# What to produce
Every record needs to come back as written, except for the pictures.

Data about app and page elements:
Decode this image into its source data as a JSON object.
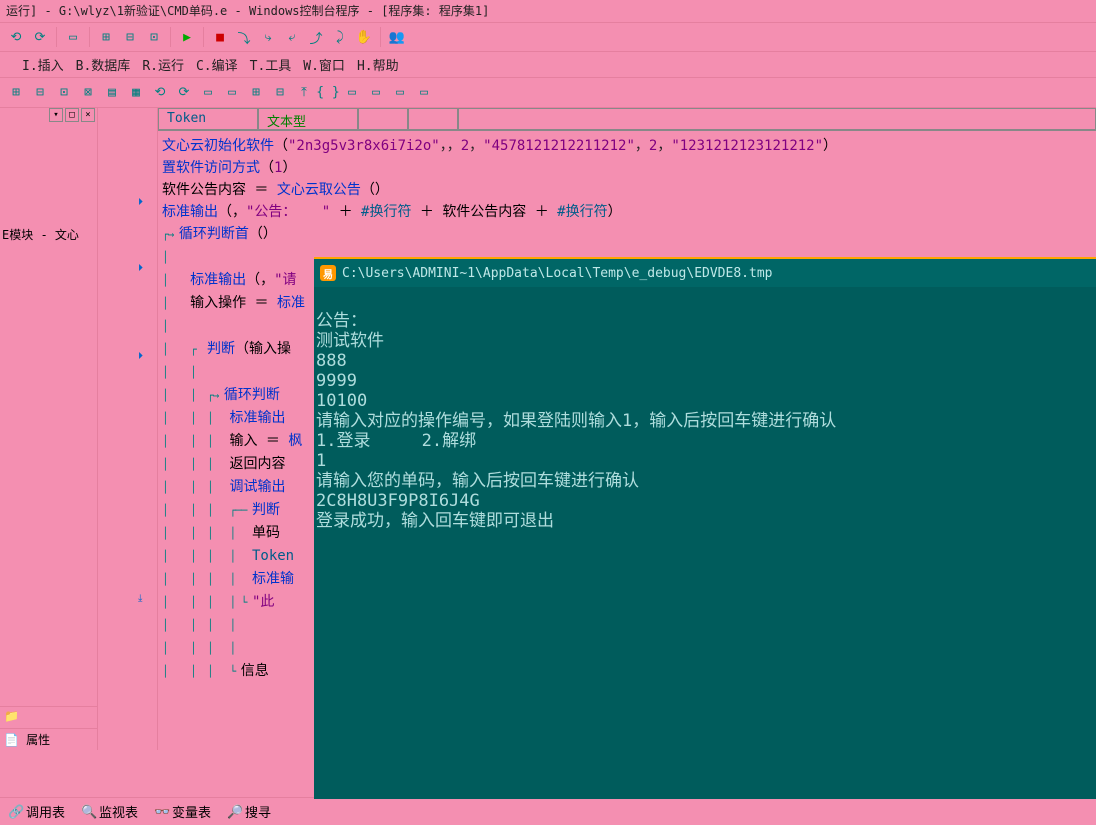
{
  "title": "运行] - G:\\wlyz\\1新验证\\CMD单码.e - Windows控制台程序 - [程序集: 程序集1]",
  "menu": {
    "items": [
      "I.插入",
      "B.数据库",
      "R.运行",
      "C.编译",
      "T.工具",
      "W.窗口",
      "H.帮助"
    ]
  },
  "sidepanel": {
    "title": "E模块 - 文心",
    "prop_tab": "属性"
  },
  "header_cells": {
    "token": "Token",
    "type": "文本型"
  },
  "code": {
    "l1a": "文心云初始化软件",
    "l1b": "（",
    "l1c": "\"2n3g5v3r8x6i7i2o\"",
    "l1d": "，，",
    "l1e": "2",
    "l1f": "，",
    "l1g": "\"4578121212211212\"",
    "l1h": "，",
    "l1i": "2",
    "l1j": "，",
    "l1k": "\"1231212123121212\"",
    "l1l": "）",
    "l2a": "置软件访问方式",
    "l2b": "（",
    "l2c": "1",
    "l2d": "）",
    "l3a": "软件公告内容",
    "l3b": " ＝ ",
    "l3c": "文心云取公告",
    "l3d": "（）",
    "l4a": "标准输出",
    "l4b": "（，",
    "l4c": "\"公告：   \"",
    "l4d": " ＋ ",
    "l4e": "#换行符",
    "l4f": " ＋ ",
    "l4g": "软件公告内容",
    "l4h": " ＋ ",
    "l4i": "#换行符",
    "l4j": "）",
    "l5a": "循环判断首",
    "l5b": "（）",
    "l6a": "标准输出",
    "l6b": "（，",
    "l6c": "\"请",
    "l7a": "输入操作",
    "l7b": " ＝ ",
    "l7c": "标准",
    "l8a": "判断",
    "l8b": "（输入操",
    "l9a": "循环判断",
    "l10a": "标准输出",
    "l11a": "输入",
    "l11b": " ＝ ",
    "l11c": "枫",
    "l12a": "返回内容",
    "l13a": "调试输出",
    "l14a": "判断",
    "l15a": "单码",
    "l16a": "Token",
    "l17a": "标准输",
    "l18a": "\"此",
    "l19a": "信息"
  },
  "console": {
    "path": "C:\\Users\\ADMINI~1\\AppData\\Local\\Temp\\e_debug\\EDVDE8.tmp",
    "lines": [
      "公告：",
      "测试软件",
      "888",
      "9999",
      "10100",
      "请输入对应的操作编号，如果登陆则输入1，输入后按回车键进行确认",
      "1.登录     2.解绑",
      "1",
      "请输入您的单码，输入后按回车键进行确认",
      "2C8H8U3F9P8I6J4G",
      "登录成功，输入回车键即可退出"
    ]
  },
  "bottom": {
    "tab1": "调用表",
    "tab2": "监视表",
    "tab3": "变量表",
    "tab4": "搜寻"
  }
}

# Final answer
Decode this image into its source data as a JSON object.
{
  "title": "运行] - G:\\wlyz\\1新验证\\CMD单码.e - Windows控制台程序 - [程序集: 程序集1]",
  "menu": {
    "items": [
      "I.插入",
      "B.数据库",
      "R.运行",
      "C.编译",
      "T.工具",
      "W.窗口",
      "H.帮助"
    ]
  },
  "sidepanel": {
    "title": "E模块 - 文心",
    "prop_tab": "属性"
  },
  "header_cells": {
    "token": "Token",
    "type": "文本型"
  },
  "code": {
    "l1a": "文心云初始化软件",
    "l1b": "（",
    "l1c": "\"2n3g5v3r8x6i7i2o\"",
    "l1d": "，，",
    "l1e": "2",
    "l1f": "，",
    "l1g": "\"4578121212211212\"",
    "l1h": "，",
    "l1i": "2",
    "l1j": "，",
    "l1k": "\"1231212123121212\"",
    "l1l": "）",
    "l2a": "置软件访问方式",
    "l2b": "（",
    "l2c": "1",
    "l2d": "）",
    "l3a": "软件公告内容",
    "l3b": " ＝ ",
    "l3c": "文心云取公告",
    "l3d": "（）",
    "l4a": "标准输出",
    "l4b": "（，",
    "l4c": "\"公告：   \"",
    "l4d": " ＋ ",
    "l4e": "#换行符",
    "l4f": " ＋ ",
    "l4g": "软件公告内容",
    "l4h": " ＋ ",
    "l4i": "#换行符",
    "l4j": "）",
    "l5a": "循环判断首",
    "l5b": "（）",
    "l6a": "标准输出",
    "l6b": "（，",
    "l6c": "\"请",
    "l7a": "输入操作",
    "l7b": " ＝ ",
    "l7c": "标准",
    "l8a": "判断",
    "l8b": "（输入操",
    "l9a": "循环判断",
    "l10a": "标准输出",
    "l11a": "输入",
    "l11b": " ＝ ",
    "l11c": "枫",
    "l12a": "返回内容",
    "l13a": "调试输出",
    "l14a": "判断",
    "l15a": "单码",
    "l16a": "Token",
    "l17a": "标准输",
    "l18a": "\"此",
    "l19a": "信息"
  },
  "console": {
    "path": "C:\\Users\\ADMINI~1\\AppData\\Local\\Temp\\e_debug\\EDVDE8.tmp",
    "lines": [
      "公告：",
      "测试软件",
      "888",
      "9999",
      "10100",
      "请输入对应的操作编号，如果登陆则输入1，输入后按回车键进行确认",
      "1.登录     2.解绑",
      "1",
      "请输入您的单码，输入后按回车键进行确认",
      "2C8H8U3F9P8I6J4G",
      "登录成功，输入回车键即可退出"
    ]
  },
  "bottom": {
    "tab1": "调用表",
    "tab2": "监视表",
    "tab3": "变量表",
    "tab4": "搜寻"
  }
}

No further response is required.